The world is definitely not a safe place to be born in, yet it probably is the best place to realize the most important lessons of life.
So this lockdown makes you think of things that otherwise you’d easily leave out of your daily cogitations, so to speak. We as a people are going through big changes.
There’s a virus on the loose and anyone could catch it anytime. Businesses can’t run the way they should, you can’t go to work, can’t find a new job, can’t get paid because that means people collecting and interacting and that’s what the virus needs so it can jump to new hosts. But you can’t help thinking that that’s only the biological aspect of the thing but let me get back to that in a short while.
Another thing the lockdown makes you think is that technology isn’t the only thing that guarantees human survival.

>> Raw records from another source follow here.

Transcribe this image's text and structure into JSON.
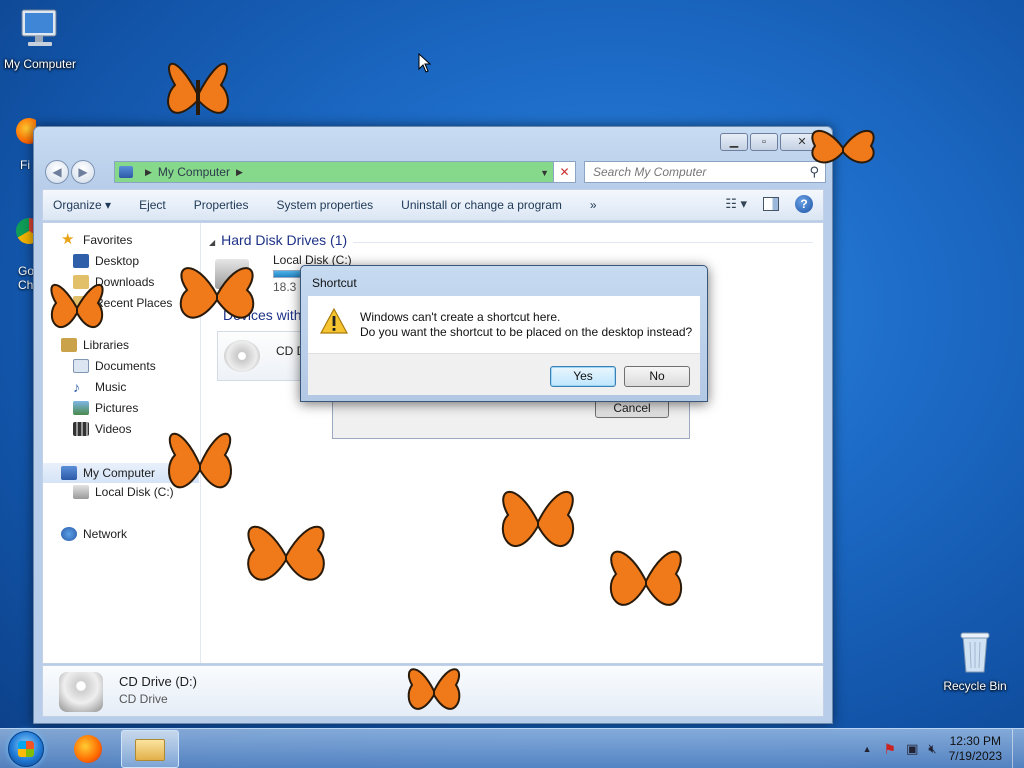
{
  "desktop": {
    "icons": {
      "my_computer": "My Computer",
      "recycle_bin": "Recycle Bin",
      "partial_1": "Fi",
      "partial_2_line1": "Go",
      "partial_2_line2": "Ch"
    }
  },
  "explorer": {
    "address": {
      "crumb": "My Computer"
    },
    "search": {
      "placeholder": "Search My Computer"
    },
    "toolbar": {
      "organize": "Organize",
      "eject": "Eject",
      "properties": "System properties",
      "properties_short": "Properties",
      "uninstall": "Uninstall or change a program",
      "more": "»"
    },
    "navpane": {
      "favorites": "Favorites",
      "desktop": "Desktop",
      "downloads": "Downloads",
      "recent": "Recent Places",
      "libraries": "Libraries",
      "documents": "Documents",
      "music": "Music",
      "pictures": "Pictures",
      "videos": "Videos",
      "my_computer": "My Computer",
      "local_disk": "Local Disk (C:)",
      "network": "Network"
    },
    "main": {
      "hdd_group": "Hard Disk Drives (1)",
      "local_disk_label": "Local Disk (C:)",
      "local_disk_free": "18.3 G",
      "devices_group": "Devices with",
      "cd_label": "CD D"
    },
    "details": {
      "name": "CD Drive (D:)",
      "type": "CD Drive"
    }
  },
  "background_dialog": {
    "cancel": "Cancel"
  },
  "dialog": {
    "title": "Shortcut",
    "line1": "Windows can't create a shortcut here.",
    "line2": "Do you want the shortcut to be placed on the desktop instead?",
    "yes": "Yes",
    "no": "No"
  },
  "taskbar": {
    "time": "12:30 PM",
    "date": "7/19/2023"
  },
  "colors": {
    "address_bar": "#86d88a",
    "butterfly": "#f07a1a"
  }
}
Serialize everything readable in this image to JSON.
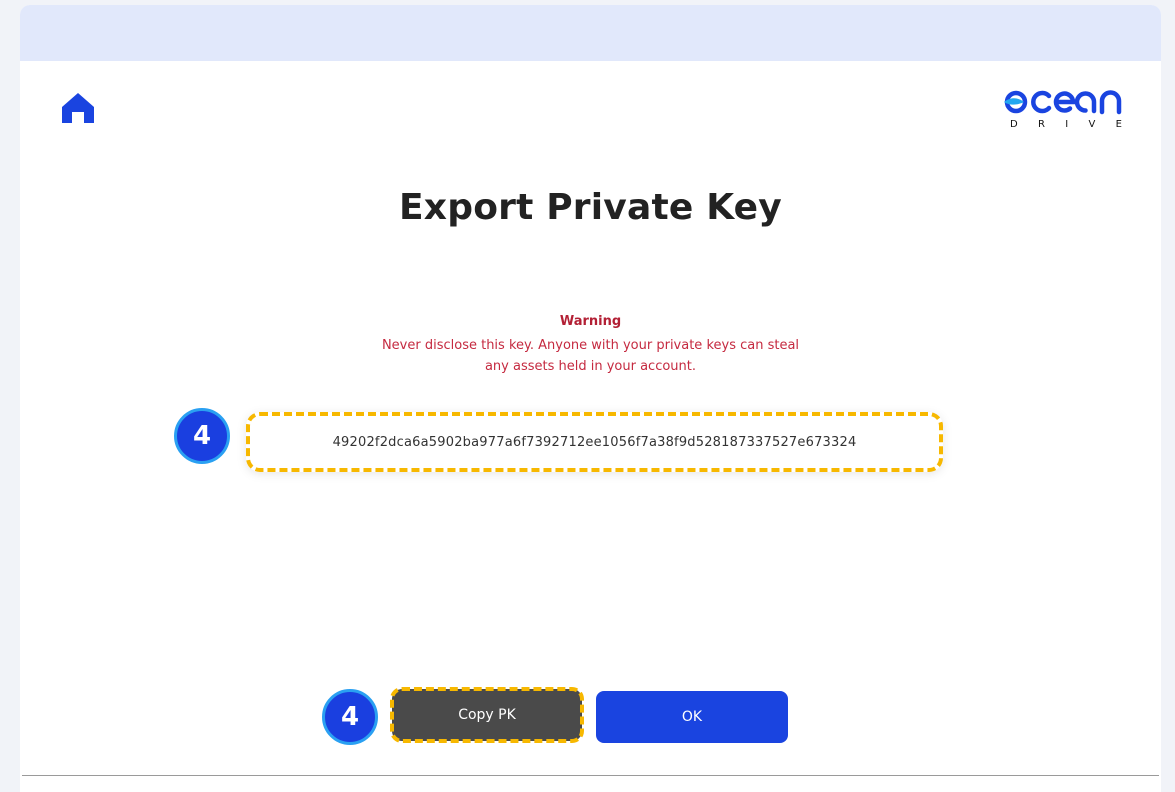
{
  "page": {
    "title": "Export Private Key",
    "warning_title": "Warning",
    "warning_text": "Never disclose this key. Anyone with your private keys can steal any assets held in your account.",
    "private_key": "49202f2dca6a5902ba977a6f7392712ee1056f7a38f9d528187337527e673324"
  },
  "logo": {
    "word": "ocean",
    "sub_letters": [
      "D",
      "R",
      "I",
      "V",
      "E"
    ]
  },
  "buttons": {
    "copy_label": "Copy PK",
    "ok_label": "OK"
  },
  "annotations": {
    "step_1": "4",
    "step_2": "4"
  },
  "icons": {
    "home": "home-icon"
  },
  "colors": {
    "accent": "#1a44e0",
    "warning": "#c52a40",
    "highlight": "#f7b800",
    "copy_button": "#4a4a4a"
  }
}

Plus who would’ve thought something like this would happen for real in Pakistan because this is the stuff of sci-fi, horror and end-of-humanity novels and stories isn’t it?
A hugely influential popular fiction writer said that fiction is a lie but good fiction is the truth inside the lie. And so here we are with Corona.
I don’t remember anything as big as this in my life as a Pakistani. I was born after the two wars between India and Pakistan; that might as well have been something as big as this definitely not bigger because this outbreak pushes the context far out than national limits.
Yes I saw Karachi shutting down during the nationalist strikes of the early nineties and you saw the biggest city streets and avenues sink into dead silence in some of those but that was nothing like this, this is country-wide this is global.
And this silence is uneasy. Surely the air is cleaner to breathe with the traffic almost dropping dead but the air has got a creepy vibe, there’s anxiety on people’s faces and masks over their mouths and noses.
Talking to people you get all sorts of talk the most common being ideas that are spurred primarily by looking at calamities through what is called conspiracy theory. Not to say it isn’t possible to enjoy such theories at all because some ideas always are more interesting and thrilling than others but a bit of irrationality should count as healthier than pushing too far with paranoia.
Then there is the usual doomsday prophesying; threats about man (and woman of course) who not having improved his ways is doomed to suffer from Ebola, pestilence, fever, Spanish flu and blisters.
Getting to know about viruses and bacteria and riding the highs of modern medicine did little to budge the thinking that we will suffer from disease and the deluge because we cannot turn away from sin.
That takes me back to what I said earlier: about the biological aspect of this Covid-19 pandemic and us going through big changes as a people. Blaming secret and sinister actors for a calamity or thinking we suffer justifiably for being evil in actuality are thoughts that have long running mass cultural, psychological backgrounds and are perhaps part of our natural mental frame.
But the deeply important point that makes me wonder when I pedal down an empty street with more street mutts to say hello to than people whose faces I recognize is where exactly does the future of human bonding lie?
Will isolation and quarantine make us see others as potential contagion or will it make us see each other in a new light?
Does the threat lie in our external environment so we can go on blaming something or someone else for being locked up like we are?
Or is the actual threat maybe among us and inside us, the threat of losing track of where the big changes are taking us as a people, as a living species, as inheritors of a world not safe to be born in but the best place to realize the most important lessons of life.